Instead, Radjou preaches the benefits of what he views as three ingredients for success in the current manufacturing environment: innovation, flexibility and services. Regarding the first, he says, "You need to focus on coming up with some kind of product innovation that makes your customers feel like you have something unique, something that they haven't seen elsewhere." On flexibility, Radjou says this implies that companies must learn not only to be responsive to rapidly evolving customer requirements but also to combine responsiveness with operational effectiveness, which translates into the ability to "gracefully scale their operations up and down" as demand fluctuates or market circumstances change.
And finally, the analyst calls on manufacturers to find new ways of wrapping services around their products so that they can embed themselves more deeply within their customers' processes. "You need to think about what else you can offer your customer to make that customer feel like you're a solution provider that is an integral part of, say, their product development process or asset management process," Radjou explains. "That requires a mindset where you're not looking at customers and just thinking about them as passive buyers of products, but you're actively thinking about addressing customers' pain-points and helping them better serve their own customers."
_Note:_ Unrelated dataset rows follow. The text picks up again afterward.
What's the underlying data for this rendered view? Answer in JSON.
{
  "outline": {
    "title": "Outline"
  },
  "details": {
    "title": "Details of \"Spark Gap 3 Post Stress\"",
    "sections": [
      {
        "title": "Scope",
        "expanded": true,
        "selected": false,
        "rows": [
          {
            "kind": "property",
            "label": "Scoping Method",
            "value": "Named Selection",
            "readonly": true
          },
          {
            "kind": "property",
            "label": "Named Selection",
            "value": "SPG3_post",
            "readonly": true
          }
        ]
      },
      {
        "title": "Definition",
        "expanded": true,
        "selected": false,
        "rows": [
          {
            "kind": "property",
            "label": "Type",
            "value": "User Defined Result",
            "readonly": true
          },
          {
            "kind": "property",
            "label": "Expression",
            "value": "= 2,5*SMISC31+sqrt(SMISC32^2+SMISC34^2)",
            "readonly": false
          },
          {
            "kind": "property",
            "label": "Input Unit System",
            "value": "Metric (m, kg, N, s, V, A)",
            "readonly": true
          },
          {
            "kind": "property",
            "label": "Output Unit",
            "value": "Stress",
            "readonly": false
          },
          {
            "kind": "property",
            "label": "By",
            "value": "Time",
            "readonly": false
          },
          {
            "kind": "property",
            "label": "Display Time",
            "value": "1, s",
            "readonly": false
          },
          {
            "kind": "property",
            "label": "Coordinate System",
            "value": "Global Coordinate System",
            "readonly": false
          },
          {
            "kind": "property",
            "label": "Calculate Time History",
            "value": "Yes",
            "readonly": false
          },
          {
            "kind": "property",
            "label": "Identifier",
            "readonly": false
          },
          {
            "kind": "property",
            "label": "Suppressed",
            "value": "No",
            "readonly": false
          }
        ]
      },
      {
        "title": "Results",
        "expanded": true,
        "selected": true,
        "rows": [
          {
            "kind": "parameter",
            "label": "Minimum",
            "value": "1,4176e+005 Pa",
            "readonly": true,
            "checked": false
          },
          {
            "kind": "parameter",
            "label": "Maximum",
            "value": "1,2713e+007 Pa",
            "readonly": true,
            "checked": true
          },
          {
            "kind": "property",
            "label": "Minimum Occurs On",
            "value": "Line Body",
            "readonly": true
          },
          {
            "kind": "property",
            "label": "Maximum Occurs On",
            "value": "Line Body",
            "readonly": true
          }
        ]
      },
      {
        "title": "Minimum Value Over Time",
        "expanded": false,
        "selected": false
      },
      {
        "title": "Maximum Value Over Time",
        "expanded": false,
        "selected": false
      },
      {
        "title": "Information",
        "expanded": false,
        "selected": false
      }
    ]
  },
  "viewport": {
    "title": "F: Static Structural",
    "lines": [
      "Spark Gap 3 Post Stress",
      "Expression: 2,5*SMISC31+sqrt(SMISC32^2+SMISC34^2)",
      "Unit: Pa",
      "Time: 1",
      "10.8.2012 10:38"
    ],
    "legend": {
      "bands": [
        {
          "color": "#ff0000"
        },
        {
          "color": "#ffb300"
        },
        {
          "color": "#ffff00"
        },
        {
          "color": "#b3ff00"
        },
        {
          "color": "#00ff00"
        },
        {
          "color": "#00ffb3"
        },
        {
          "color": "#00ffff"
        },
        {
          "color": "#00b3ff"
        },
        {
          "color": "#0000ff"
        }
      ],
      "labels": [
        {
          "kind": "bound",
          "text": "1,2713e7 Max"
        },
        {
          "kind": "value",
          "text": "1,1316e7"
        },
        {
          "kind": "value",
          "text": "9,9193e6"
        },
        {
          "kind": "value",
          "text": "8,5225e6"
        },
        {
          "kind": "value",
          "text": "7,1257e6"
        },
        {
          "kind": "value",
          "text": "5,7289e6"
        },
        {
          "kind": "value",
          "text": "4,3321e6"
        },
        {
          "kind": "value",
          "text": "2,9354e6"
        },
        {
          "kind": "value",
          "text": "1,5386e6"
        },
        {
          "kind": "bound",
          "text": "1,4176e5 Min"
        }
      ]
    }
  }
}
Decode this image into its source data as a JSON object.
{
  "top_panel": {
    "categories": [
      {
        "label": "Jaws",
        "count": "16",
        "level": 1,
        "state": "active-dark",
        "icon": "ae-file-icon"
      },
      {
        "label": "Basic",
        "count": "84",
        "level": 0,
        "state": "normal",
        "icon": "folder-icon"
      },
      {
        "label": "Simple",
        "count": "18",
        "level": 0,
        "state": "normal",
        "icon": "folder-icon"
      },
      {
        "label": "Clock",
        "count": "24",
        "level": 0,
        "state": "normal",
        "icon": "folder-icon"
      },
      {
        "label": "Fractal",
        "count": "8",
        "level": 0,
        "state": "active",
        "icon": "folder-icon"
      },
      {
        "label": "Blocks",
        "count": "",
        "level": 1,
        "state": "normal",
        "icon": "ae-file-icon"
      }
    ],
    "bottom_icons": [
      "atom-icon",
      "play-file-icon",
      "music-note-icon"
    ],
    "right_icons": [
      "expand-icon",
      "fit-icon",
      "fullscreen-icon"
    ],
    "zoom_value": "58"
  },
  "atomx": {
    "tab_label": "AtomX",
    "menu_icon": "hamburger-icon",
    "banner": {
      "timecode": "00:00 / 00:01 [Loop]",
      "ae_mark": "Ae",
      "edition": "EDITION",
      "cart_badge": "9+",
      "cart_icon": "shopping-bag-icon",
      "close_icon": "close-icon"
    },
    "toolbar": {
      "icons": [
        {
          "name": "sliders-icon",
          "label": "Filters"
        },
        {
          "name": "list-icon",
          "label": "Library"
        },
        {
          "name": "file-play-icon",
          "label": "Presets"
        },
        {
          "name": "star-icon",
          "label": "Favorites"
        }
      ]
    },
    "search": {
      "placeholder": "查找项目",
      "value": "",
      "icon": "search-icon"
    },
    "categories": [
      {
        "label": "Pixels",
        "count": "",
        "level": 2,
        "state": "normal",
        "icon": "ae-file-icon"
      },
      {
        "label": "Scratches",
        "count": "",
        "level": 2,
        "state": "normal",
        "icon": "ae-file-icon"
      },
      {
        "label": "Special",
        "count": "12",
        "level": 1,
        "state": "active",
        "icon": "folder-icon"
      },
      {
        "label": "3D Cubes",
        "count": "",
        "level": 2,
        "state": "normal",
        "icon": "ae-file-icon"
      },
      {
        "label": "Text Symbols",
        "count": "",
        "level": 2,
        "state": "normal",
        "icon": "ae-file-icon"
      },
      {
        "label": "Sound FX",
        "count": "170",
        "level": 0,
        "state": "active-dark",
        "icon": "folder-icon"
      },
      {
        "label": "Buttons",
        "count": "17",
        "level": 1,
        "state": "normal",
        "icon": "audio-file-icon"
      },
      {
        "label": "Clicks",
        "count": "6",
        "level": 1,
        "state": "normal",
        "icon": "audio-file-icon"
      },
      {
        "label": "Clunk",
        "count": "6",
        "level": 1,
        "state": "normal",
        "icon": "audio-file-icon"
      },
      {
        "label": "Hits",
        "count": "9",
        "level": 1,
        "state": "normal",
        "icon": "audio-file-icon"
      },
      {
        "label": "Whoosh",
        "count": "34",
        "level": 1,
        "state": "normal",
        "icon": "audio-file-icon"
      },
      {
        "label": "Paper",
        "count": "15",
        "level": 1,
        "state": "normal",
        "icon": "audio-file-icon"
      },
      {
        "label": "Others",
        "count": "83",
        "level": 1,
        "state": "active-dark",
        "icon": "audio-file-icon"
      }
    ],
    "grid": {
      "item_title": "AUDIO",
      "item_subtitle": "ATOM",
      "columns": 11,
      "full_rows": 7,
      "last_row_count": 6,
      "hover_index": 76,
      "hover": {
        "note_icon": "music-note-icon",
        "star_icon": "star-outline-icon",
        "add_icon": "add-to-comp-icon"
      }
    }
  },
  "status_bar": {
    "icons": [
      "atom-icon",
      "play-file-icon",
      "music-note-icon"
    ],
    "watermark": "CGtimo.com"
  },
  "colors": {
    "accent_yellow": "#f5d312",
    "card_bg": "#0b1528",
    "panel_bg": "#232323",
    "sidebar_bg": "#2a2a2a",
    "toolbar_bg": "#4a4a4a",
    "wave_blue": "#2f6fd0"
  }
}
Naturally, each of these ingredients for success entails specific challenges in its own right. Take innovation. At Freudenberg-NOK, the company has been working to address its customers' future needs by working on such next-generation technologies as fuel cell sealing systems, magnetic encoders for vehicle dynamics systems and active power train mounts. But driving innovation at the company has required bringing together multiple product development teams coming from several different corporate cultures and tackling over-arching project management requirements to ensure product quality and to reduce costs.
Freudenberg-NOK resides at the upper end of the mid-market spectrum, with sales of close to $1 billion. Formed in 1989 as an American partnership between the global Freudenberg Group and NOK, the company is, as Thomas Gill says, caught in the middle between large automotive OEMs focused on lowering costs while raising quality, and raw materials suppliers seeking to raise their own prices. Contending with these market forces, Freudenberg-NOK has continuously undertaken production-oriented initiatives, with a heavy focus on lean manufacturing including through a company project called Growtth, or "Get Rid Of Waste Through Team Harmony," Freudenberg-NOK's company-wide program stressing lean business practices.
On the product development side, the company has focused on advanced product quality planning (APQP), the automotive product development standard. However, implementing APQP company-wide prompted Freudenberg-NOK to re-examine how it managed its nearly two-dozen geographically dispersed product development teams. Viewing its capacity for managing those teams as a critical factor for the success of its innovation strategy, the company opted to implement a product lifecycle management solution, Aras PLM, in order to get its various development projects under better control.
Freudenberg-NOK's own IT staff worked with Aras specialists to create a "stage-gate" product development template for use across the company, introducing a standard process for all the product teams to follow as they work their way through projects. "The thought is," Gill explains, "that this will help us both on the quality side because we end up with electronic check lists to ensure that we get everything done and we don't forget anything in development and then, ideally, reduce our costs as well, because we won't be missing these steps and having to expedite things and do things over again." Importantly, in addition to these benefits, the PLM solution, which will ultimately be rolled out to some 400 users at 20 different sites, can provide executives at the company with a higher degree of visibility into Freudenberg-NOK's portfolio of development projects through built-in reports and performance metrics.
Like Freudenberg-NOK, the graphite electrode business of Wilmington, Del.-based GrafTech International historically has faced downward price pressure on the customer side and upward price pressure on the supply side. The graphite electrode business which operates six plants around the world accounts for about 65 to 70 percent of GrafTech's total revenues, which in 2003 amounted to $713 million. GrafTech formerly was a part of Union Carbide.